Important Rule for Feeding anything - including yourself!
WASH YOUR HANDS BEFORE AND AFTER!
type of Feed
Knowing which birds
are likely to visit your backyard is key to beginning to know
what type of feed to put out. Look for area checklists and see
when certain birds are likely to visit your area. Woodpeckers
are for the most part found year-round in central California,
but they do migrate, so spring and fall expect to see more of
Woodpeckers of course
enjoy acorns, but this year has proven to be one of the worst
acorn crops in years. Putting out suet might just keep the
woodpeckers alive not just be a supplement. Planting oaks for
future years should guarantee woodpeckers in your yard.
many flowering plants especially the red varieties. Penstemon,
fuchsia and gilias are three that come to mind immediately.
These are native to my region and grow with little care or
fuss. Try to find plants native to your region for ease of
California, there are fewer species of sparrows in summer so
the bulk of their foods should be grown for fall through
spring feeding. Growing different types of flowers from the
aster family are best as many flower in fall.
seen woodpeckers drink from hummingbird feeders, jays trying
to hover like hummingbirds on suet feeders, and many other

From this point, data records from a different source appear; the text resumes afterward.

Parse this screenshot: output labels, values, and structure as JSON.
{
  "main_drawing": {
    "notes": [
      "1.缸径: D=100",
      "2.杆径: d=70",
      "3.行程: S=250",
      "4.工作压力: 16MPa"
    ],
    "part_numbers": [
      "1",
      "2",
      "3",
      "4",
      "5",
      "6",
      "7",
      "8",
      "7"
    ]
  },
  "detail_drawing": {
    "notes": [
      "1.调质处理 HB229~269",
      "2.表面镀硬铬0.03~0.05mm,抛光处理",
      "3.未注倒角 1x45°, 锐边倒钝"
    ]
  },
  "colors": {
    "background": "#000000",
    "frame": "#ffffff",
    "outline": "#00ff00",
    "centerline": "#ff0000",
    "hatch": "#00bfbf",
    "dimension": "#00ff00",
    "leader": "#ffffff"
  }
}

strange antics. The point is most animals will eat what is
available, so many times trial and error will help narrow down

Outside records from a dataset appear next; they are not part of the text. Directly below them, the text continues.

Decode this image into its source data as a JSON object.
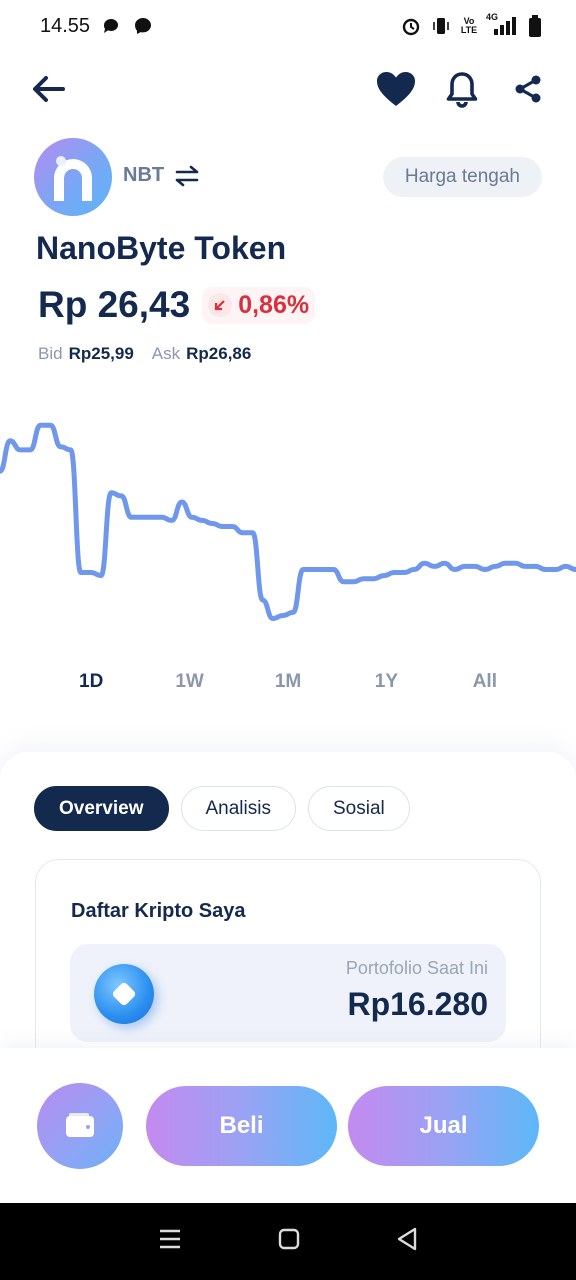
{
  "status_bar": {
    "time": "14.55",
    "left_icons": [
      "chat-icon",
      "messenger-icon"
    ],
    "right_icons": [
      "alarm-icon",
      "vibrate-icon",
      "volte-icon",
      "signal-4g-icon",
      "battery-icon"
    ],
    "volte_text": "Vo LTE",
    "network_text": "4G"
  },
  "nav": {
    "back_icon": "arrow-left-icon",
    "favorite_icon": "heart-icon",
    "alert_icon": "bell-icon",
    "share_icon": "share-icon"
  },
  "token": {
    "symbol": "NBT",
    "swap_icon": "swap-arrows-icon",
    "name": "NanoByte Token",
    "price": "Rp 26,43",
    "change": "0,86%",
    "change_direction": "down",
    "bid_label": "Bid",
    "bid_value": "Rp25,99",
    "ask_label": "Ask",
    "ask_value": "Rp26,86",
    "mid_price_label": "Harga tengah"
  },
  "colors": {
    "primary": "#14294e",
    "line": "#6f98ec",
    "negative": "#d8313d",
    "gradient_start": "#c38af0",
    "gradient_end": "#5db8f8"
  },
  "chart_data": {
    "type": "line",
    "title": "",
    "xlabel": "",
    "ylabel": "",
    "grid": false,
    "legend": "none",
    "x": [
      0,
      1,
      2,
      3,
      4,
      5,
      6,
      7,
      8,
      9,
      10,
      11,
      12,
      13,
      14,
      15,
      16,
      17,
      18,
      19,
      20,
      21,
      22,
      23,
      24,
      25,
      26,
      27,
      28,
      29,
      30,
      31,
      32,
      33,
      34,
      35,
      36,
      37,
      38,
      39,
      40,
      41,
      42,
      43,
      44,
      45,
      46,
      47,
      48,
      49,
      50,
      51,
      52,
      53,
      54,
      55,
      56,
      57
    ],
    "y": [
      26.95,
      27.05,
      27.02,
      27.02,
      27.1,
      27.1,
      27.03,
      27.02,
      26.62,
      26.62,
      26.61,
      26.88,
      26.87,
      26.8,
      26.8,
      26.8,
      26.8,
      26.79,
      26.85,
      26.8,
      26.79,
      26.78,
      26.77,
      26.77,
      26.75,
      26.75,
      26.53,
      26.47,
      26.48,
      26.49,
      26.63,
      26.63,
      26.63,
      26.63,
      26.59,
      26.59,
      26.6,
      26.6,
      26.61,
      26.62,
      26.62,
      26.63,
      26.65,
      26.64,
      26.65,
      26.63,
      26.64,
      26.64,
      26.63,
      26.64,
      26.65,
      26.65,
      26.64,
      26.64,
      26.63,
      26.63,
      26.64,
      26.63
    ],
    "ylim": [
      26.4,
      27.15
    ]
  },
  "range_tabs": [
    {
      "label": "1D",
      "active": true
    },
    {
      "label": "1W",
      "active": false
    },
    {
      "label": "1M",
      "active": false
    },
    {
      "label": "1Y",
      "active": false
    },
    {
      "label": "All",
      "active": false
    }
  ],
  "content_tabs": [
    {
      "label": "Overview",
      "active": true
    },
    {
      "label": "Analisis",
      "active": false
    },
    {
      "label": "Sosial",
      "active": false
    }
  ],
  "portfolio": {
    "title": "Daftar Kripto Saya",
    "label": "Portofolio Saat Ini",
    "value": "Rp16.280",
    "coin_icon": "coin-icon"
  },
  "actions": {
    "wallet_icon": "wallet-icon",
    "buy": "Beli",
    "sell": "Jual"
  },
  "system_nav": {
    "menu_icon": "menu-icon",
    "home_icon": "home-square-icon",
    "back_icon": "back-triangle-icon"
  }
}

what works best in your yard.
Wild bird seed with millet and sunflower on platform feeders
or scattered on dry ground. Birds that prefer sunflower seed
will empty tube feeders to get at the sunflower seeds

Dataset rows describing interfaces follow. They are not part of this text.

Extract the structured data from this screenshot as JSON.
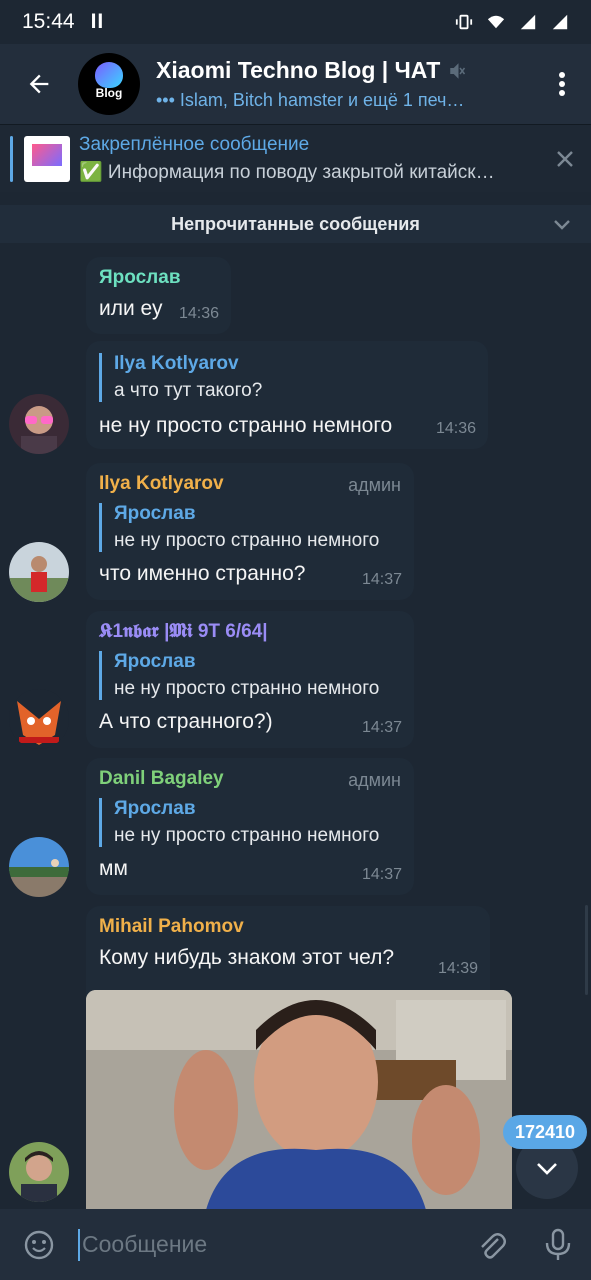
{
  "status_bar": {
    "time": "15:44",
    "pause": "II"
  },
  "header": {
    "title": "Xiaomi Techno Blog | ЧАТ",
    "subtitle": "••• Islam, Bitch hamster и ещё 1 печ…",
    "avatar_text": "Blog"
  },
  "pinned": {
    "title": "Закреплённое сообщение",
    "body": "✅ Информация по поводу закрытой китайск…"
  },
  "unread_banner": "Непрочитанные сообщения",
  "messages": [
    {
      "sender": "Ярослав",
      "text": "или еу",
      "time": "14:36",
      "sender_color": "#6de0c0"
    },
    {
      "reply_name": "Ilya Kotlyarov",
      "reply_text": "а что тут такого?",
      "text": "не ну просто странно немного",
      "time": "14:36"
    },
    {
      "sender": "Ilya Kotlyarov",
      "admin": "админ",
      "reply_name": "Ярослав",
      "reply_text": "не ну просто странно немного",
      "text": "что именно странно?",
      "time": "14:37",
      "sender_color": "#f0b04a"
    },
    {
      "sender": "𝕶1𝖓𝖇𝖆𝖗 |𝕸𝖎 9T 6/64|",
      "reply_name": "Ярослав",
      "reply_text": "не ну просто странно немного",
      "text": "А что странного?)",
      "time": "14:37",
      "sender_color": "#9a8cf5"
    },
    {
      "sender": "Danil Bagaley",
      "admin": "админ",
      "reply_name": "Ярослав",
      "reply_text": "не ну просто странно немного",
      "text": "мм",
      "time": "14:37",
      "sender_color": "#7fd07a"
    },
    {
      "sender": "Mihail Pahomov",
      "text": "Кому нибудь знаком этот чел?",
      "time": "14:39",
      "sender_color": "#f0b04a"
    }
  ],
  "unread_count": "172410",
  "input": {
    "placeholder": "Сообщение"
  },
  "colors": {
    "background": "#1d2733",
    "header": "#232e3c",
    "bubble": "#1f2b38",
    "accent": "#5ea9e6"
  }
}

wasting much seed.
Thistle seed in sock or tube feeders and regular wild bird seed on
platform feeders or scattered on dry ground.
Most birds -
Black-oil sunflower seed in tube, hopper or platform feeders.
jays, chickadees, titmice, grosbeaks, and cardinals -
thick-shelled gray-striped sunflower seed and shelled whole
- 4 cups of water to one cup of sugar - boiled then cooled.
No dye is necessary.
Orioles - 4
cups of water to one cup of sugar - boiled then cooled. No
dye is necessary. Slices of fresh fruit.
Store your seed in a
clean, dry, air-tight container, such as a metal or plastic
garbage can. Store suet in the refrigerator until ready to use
as heat can make suet rancid and unhealthy for birds. Store
clean boiled sugar solution in the refrigerator for up to one
healthy bird bath
baths where droppings cannot fall into them. Don't place them
under feeders or perches.
and scrub birdbaths as often as possible, at least daily in
summer. Clean out bird droppings immediately.
month, scrub with a light bleach solution (1/4 cup of bleach
in 2 gallons of water), rinse thoroughly and refill.
healthy feeding station
YOUR HANDS BEFORE AND AFTER!
Disinfect feeders every few weeks or sooner if needed (if they
get wet or moldy). Scrub with a weak bleach solution (1/4 cup
of bleach to 2 gallons of warm water). Rinse and allow feeders
to dry before refilling.
hummingbird feeders that are easy to clean.
hummingbird feeders thoroughly with hot, soapy water, and
rinse completely, every time you refill them. [Every day in
hot weather and every three days in cooler weather. ]
spatulas and brushes and keep them with your bird supplies for
your seed feeders to loosen compacted seed before you refill
wet or moldy seed then clean the feeder before refilling.
all hulls off platform feeders and out of seed trays daily.
your feeding station when the ground beneath it becomes
covered with seed hulls and droppings.
sweep or wash the old site to remove hulls.
the soil to refresh the area.
provide suet, reduce the amount you offer in hot weather.
Runny suet can stick to birds' feathers. Use rendered suet or
heat-resilient suet blocks that are available commercially.
use petroleum-based products on your feeder poles or wires to
hinder squirrels, ants, or other feeder-marauding creatures.
Petroleum (jelly, oil, grease) is impossible for birds to
preen or wash out. Squirrel baffles and non-poisonous ant
guards are available commercially.
see a sick or dead bird at your feeders, stop your feeding for
a few weeks to keep healthy birds from being infected. Remove and
discard in the trash any dead birds unless you suspect it may have died of West Nile
Virus: wrap and refrigerate the bird and call: 1-800-WNV-BIRD